Find every line below with the string "this" and pick it out.

■ Extracted information:
____________

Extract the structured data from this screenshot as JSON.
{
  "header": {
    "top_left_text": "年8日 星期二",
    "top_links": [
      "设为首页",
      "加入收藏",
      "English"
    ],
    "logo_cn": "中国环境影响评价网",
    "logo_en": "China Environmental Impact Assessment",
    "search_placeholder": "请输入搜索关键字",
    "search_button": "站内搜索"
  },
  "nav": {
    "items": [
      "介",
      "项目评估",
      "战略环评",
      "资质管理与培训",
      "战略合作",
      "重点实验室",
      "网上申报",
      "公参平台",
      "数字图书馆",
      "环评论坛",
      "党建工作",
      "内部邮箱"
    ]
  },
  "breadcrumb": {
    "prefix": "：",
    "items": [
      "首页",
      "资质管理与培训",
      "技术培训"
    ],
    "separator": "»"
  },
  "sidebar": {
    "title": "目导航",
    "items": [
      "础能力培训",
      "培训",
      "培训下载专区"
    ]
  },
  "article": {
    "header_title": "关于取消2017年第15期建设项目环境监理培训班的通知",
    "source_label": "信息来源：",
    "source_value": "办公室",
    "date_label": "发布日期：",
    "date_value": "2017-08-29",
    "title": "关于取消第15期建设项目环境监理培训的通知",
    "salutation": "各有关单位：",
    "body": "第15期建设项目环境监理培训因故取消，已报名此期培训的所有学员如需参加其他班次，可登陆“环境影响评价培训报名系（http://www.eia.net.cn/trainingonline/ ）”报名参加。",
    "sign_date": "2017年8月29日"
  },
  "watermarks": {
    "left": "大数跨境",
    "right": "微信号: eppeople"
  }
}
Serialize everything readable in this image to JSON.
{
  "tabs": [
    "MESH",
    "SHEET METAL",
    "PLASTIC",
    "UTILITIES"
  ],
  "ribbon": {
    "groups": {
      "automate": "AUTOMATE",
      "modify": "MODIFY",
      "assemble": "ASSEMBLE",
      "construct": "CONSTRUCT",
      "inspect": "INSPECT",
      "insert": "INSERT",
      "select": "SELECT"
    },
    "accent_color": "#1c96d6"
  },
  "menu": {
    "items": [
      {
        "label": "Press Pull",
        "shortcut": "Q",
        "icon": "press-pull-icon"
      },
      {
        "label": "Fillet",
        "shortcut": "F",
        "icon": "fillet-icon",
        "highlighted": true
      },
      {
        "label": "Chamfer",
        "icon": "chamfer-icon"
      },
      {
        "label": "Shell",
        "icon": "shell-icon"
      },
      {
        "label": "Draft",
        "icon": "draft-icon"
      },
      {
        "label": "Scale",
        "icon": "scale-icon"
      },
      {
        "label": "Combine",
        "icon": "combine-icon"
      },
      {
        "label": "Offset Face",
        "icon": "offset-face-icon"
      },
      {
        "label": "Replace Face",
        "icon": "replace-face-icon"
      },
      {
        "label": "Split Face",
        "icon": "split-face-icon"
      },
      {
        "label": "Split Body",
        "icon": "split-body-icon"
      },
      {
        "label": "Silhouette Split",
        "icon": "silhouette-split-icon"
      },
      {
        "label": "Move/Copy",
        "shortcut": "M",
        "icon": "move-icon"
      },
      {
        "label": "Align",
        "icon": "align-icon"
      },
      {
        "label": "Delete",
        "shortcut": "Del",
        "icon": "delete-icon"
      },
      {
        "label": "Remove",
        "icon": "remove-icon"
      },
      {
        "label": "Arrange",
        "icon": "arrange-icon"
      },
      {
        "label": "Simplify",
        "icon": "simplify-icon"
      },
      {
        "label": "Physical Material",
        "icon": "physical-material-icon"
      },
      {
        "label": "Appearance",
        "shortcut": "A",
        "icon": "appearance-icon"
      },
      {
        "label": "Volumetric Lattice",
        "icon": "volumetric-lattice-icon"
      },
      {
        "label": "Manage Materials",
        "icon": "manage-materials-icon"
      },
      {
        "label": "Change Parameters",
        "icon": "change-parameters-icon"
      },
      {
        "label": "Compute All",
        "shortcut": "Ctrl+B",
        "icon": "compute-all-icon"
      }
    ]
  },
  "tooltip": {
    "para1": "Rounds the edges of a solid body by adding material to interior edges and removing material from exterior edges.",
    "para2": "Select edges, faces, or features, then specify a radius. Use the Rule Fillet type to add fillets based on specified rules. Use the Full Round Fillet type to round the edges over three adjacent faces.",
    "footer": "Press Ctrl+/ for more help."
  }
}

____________

■ Answer area:
Extract the structured data from this screenshot as JSON.
Serialize everything readable in this image to JSON.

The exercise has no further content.